Once a PO is sent, it needs to be kept up to date. Different materials might have different PO lifecycles from first send to being fully fulfilled. As an example, POs for system hubs [e.g., large air conditioning units or switchgear] and fixtures [e.g., sinks or lighting fixtures] often last for many months. These orders, along with hold for release POs and blanket POs, live for a long time, and change over the lifecycle of a job. As a result, accounting systems need to be kept accurate and vendors need to stay up-to-date with the latest version.
But most don’t have an easy way of creating order drafts and versions, or tracking changes between POs. As a result, much of that time per PO is spent on a few very time-consuming POs that need more intensive management and require office staff to create new versions of older records in the accounting system. There’s no doubt that updating versions across the lifecycle drives up the processing cost.

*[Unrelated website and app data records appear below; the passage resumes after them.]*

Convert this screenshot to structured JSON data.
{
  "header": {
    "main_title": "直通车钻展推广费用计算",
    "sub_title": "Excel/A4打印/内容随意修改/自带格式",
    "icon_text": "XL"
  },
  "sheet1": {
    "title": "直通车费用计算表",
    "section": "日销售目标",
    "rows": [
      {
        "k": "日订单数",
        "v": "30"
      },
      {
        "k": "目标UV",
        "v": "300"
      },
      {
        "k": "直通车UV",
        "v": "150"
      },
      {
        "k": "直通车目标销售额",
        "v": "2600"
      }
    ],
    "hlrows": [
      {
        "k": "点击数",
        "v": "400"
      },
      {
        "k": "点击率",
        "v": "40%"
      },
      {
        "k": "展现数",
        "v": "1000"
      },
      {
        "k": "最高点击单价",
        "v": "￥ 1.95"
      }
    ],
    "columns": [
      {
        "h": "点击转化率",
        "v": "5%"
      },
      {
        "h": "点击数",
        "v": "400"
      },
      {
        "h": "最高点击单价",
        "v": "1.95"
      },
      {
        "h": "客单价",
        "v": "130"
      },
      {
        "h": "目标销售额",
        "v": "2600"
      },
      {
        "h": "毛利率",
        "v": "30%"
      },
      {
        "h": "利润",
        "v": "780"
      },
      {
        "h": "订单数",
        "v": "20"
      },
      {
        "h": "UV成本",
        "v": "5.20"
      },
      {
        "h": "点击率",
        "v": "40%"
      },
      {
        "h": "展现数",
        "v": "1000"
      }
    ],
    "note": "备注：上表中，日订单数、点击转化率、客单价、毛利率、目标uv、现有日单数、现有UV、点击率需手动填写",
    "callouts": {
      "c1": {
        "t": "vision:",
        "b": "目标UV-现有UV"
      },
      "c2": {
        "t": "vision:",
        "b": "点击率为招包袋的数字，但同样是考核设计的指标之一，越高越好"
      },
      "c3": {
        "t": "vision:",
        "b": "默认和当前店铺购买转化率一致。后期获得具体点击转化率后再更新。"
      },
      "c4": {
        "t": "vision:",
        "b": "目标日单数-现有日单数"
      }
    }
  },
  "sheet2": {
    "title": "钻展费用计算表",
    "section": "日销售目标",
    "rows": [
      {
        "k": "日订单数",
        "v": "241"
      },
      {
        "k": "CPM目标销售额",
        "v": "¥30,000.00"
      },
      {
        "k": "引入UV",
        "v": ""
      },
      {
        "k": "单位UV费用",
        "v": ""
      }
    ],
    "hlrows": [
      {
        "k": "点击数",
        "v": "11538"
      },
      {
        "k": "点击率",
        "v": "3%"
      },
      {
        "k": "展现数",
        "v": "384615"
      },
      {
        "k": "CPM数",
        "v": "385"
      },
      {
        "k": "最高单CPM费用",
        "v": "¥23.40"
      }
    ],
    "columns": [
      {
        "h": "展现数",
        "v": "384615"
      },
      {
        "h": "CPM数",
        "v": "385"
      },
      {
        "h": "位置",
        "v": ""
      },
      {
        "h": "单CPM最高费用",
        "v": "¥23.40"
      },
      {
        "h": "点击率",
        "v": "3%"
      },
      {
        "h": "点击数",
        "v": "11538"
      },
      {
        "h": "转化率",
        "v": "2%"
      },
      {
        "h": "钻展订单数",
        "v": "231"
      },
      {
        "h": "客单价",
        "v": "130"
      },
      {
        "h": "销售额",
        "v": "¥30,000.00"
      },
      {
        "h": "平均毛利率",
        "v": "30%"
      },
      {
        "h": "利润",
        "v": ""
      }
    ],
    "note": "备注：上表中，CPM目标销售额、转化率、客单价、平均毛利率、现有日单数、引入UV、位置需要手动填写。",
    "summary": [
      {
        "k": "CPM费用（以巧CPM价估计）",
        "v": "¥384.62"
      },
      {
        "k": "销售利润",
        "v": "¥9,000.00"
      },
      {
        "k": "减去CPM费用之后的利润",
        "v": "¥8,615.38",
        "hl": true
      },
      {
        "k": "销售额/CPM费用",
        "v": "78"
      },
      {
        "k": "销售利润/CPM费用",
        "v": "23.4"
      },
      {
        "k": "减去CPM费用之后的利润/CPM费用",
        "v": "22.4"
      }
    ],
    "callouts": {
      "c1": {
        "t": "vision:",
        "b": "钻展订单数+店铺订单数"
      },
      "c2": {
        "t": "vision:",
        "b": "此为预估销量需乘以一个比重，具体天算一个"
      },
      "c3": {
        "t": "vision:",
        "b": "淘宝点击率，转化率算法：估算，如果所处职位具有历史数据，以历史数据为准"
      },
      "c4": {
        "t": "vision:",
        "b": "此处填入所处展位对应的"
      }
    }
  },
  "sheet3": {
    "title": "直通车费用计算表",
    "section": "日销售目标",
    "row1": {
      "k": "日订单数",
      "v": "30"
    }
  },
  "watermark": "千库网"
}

The Purchasing step is a critical component of any construction project, but it's also a process that's rife with inefficiencies. From creating a PO to updating records, there are multiple points where errors can occur, leading to expensive tasks that drive up the cost of processing an order. It's crucial to assess your current process and identify areas where you can streamline and optimize to reduce overhead costs and material expenses. By doing so, you can improve job profitability and ensure that your project stays on track.
Effective purchasing is key to the success of any project, and best-in-class contractors understand the importance of automating and streamlining manual tasks to optimize the process. By identifying inefficiencies and making changes to their purchasing process, these contractors have seen reductions in overhead costs associated with purchasing by up to 75%. When considering that the average cost to process one PO is $68, a 75% reduction would bring that cost down to $17. That adds up quickly when processing thousands of POs every single year.
In this section, we will cover some of the best practices implemented by leading contractors to enhance their purchasing process. These include optimizing the collection of necessary information to determine their purchasing needs, creating electronic purchase orders (POs), automating and tracking PO data, seamlessly updating OA data, and keeping PO data up-to-date. By adopting these practices, contractors can increase efficiency, reduce costs, and improve overall procurement effectiveness.